British oil major BP's plea to reconsider several payments made under the 2012 Gulf of Mexico disaster settlement programme has been approved by a US federal appeals court.
The decision will come as a relief to the company, which is trying to cut down its rising costs related to the oil spill.
The appeals court asked the district court to reexamine the settlement claims to determine whether they are genuine or not. It noted that the settlement would be invalid if unworthy people, or businesses, are compensated.
Federal judge Edith Clement also directed the lower court to halt payments on claims that do not meet stricter standards.
"There is no need to secure peace with those with whom one is not at war," Reuters quoted Clement as saying.
"The district court had no authority to approve the settlement of a class that included members that had not sustained losses at all, or had sustained losses unrelated to the oil spill, as BP alleges.
"If the administrator is interpreting the settlement to include such claimants, the settlement is unlawful."
The company earlier asked the court to halt payments until the claims administrator improves its handling of the settlement programme with better accounting and anti-fraud controls. It noted that the existing standards in the settlement programme is too generous and is paying people who were unaffected by the oil spill.
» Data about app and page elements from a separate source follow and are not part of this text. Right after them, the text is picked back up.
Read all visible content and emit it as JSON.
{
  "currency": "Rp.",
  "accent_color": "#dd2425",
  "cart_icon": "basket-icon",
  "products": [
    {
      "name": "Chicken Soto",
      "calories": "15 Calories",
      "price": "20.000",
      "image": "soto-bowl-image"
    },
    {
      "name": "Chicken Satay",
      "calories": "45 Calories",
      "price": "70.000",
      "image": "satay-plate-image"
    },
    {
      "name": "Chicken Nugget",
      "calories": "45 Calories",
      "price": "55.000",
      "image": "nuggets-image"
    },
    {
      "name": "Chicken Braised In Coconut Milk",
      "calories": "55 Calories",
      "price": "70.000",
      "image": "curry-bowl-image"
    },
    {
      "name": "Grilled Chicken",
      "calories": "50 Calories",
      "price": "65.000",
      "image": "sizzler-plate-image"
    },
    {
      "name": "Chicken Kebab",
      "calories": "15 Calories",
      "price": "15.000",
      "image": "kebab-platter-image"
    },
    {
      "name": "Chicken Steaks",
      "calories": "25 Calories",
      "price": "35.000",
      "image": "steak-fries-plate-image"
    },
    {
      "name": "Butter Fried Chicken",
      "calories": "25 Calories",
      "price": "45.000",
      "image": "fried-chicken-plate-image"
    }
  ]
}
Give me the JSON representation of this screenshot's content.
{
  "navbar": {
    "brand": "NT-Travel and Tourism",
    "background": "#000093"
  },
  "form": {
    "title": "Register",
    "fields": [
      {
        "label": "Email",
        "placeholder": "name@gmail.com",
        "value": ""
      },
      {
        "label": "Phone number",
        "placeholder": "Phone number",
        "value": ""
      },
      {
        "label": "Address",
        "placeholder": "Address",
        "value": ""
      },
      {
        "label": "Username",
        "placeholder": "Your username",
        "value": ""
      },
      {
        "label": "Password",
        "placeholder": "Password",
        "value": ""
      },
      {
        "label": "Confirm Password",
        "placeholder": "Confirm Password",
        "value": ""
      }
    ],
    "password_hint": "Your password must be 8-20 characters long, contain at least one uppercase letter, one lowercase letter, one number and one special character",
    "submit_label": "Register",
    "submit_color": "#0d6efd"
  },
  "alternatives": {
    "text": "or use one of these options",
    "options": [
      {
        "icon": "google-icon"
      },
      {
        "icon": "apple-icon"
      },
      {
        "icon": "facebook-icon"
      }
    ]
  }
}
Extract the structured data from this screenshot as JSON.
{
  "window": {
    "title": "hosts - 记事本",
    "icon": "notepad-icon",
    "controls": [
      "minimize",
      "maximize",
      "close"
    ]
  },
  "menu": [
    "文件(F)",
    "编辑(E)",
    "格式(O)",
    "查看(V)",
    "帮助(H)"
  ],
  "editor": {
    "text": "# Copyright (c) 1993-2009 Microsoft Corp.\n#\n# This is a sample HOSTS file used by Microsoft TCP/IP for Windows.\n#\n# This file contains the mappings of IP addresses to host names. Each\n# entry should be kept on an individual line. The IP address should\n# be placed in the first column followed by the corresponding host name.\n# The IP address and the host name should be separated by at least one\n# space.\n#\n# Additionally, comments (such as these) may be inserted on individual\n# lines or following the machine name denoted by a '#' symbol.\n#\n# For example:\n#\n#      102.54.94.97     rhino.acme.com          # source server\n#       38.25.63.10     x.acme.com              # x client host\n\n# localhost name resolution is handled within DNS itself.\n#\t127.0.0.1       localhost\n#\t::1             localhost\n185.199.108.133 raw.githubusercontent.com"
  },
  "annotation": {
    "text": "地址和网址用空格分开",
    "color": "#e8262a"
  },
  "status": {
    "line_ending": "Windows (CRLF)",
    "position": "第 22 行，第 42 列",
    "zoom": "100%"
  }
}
The troubled company has already failed twice in its attempt to halt settlement payments.
In July, US District Judge Carl Barbier rejected BP's request to halt payments as the claims programme was still being investigated by Freeh. The judge also ordered BP to pay $130m (£80.2bn, €95.6bn) in fees to the administrator.
BP renewed the request on 5 August as a fraud hotline, set up by the company, found "new evidence of more widespread and potentially systemic improprieties" in the claims programme.
The oil company claimed that it had discovered two lawyers who are tasked with reviewing appeals of disputed claims, are also partners at law firms that represent the applicants in the Court Supervised Settlement Programme.
BP said this is evidence of conflict of interest, but Barbier ruled that there was no "credible evidence of fraud" in the compensation process as claimed by the oil major.
An explosion on BP's Deepwater Horizon rig on 20 April 2010, which killed 11 workers, resulted in one of the worst environmental disasters in history. BP has since forked out $42.4bn in oil spill-related charges.
BP's costs are still mounting as it has taken a substantial hit in the running of the victims' settlement programme. This includes payments to court-appointed vendors and appeals panellists. It also has to bear administrative costs to process remaining claims from the Gulf Coast Claims Facility, a fund set up to pay claimants before the current settlement was reached.
The company originally expected the programme to cost $7.8bn, but recently it lifted its estimate to $9.6bn and said it could go higher due to excessive fees and false claims.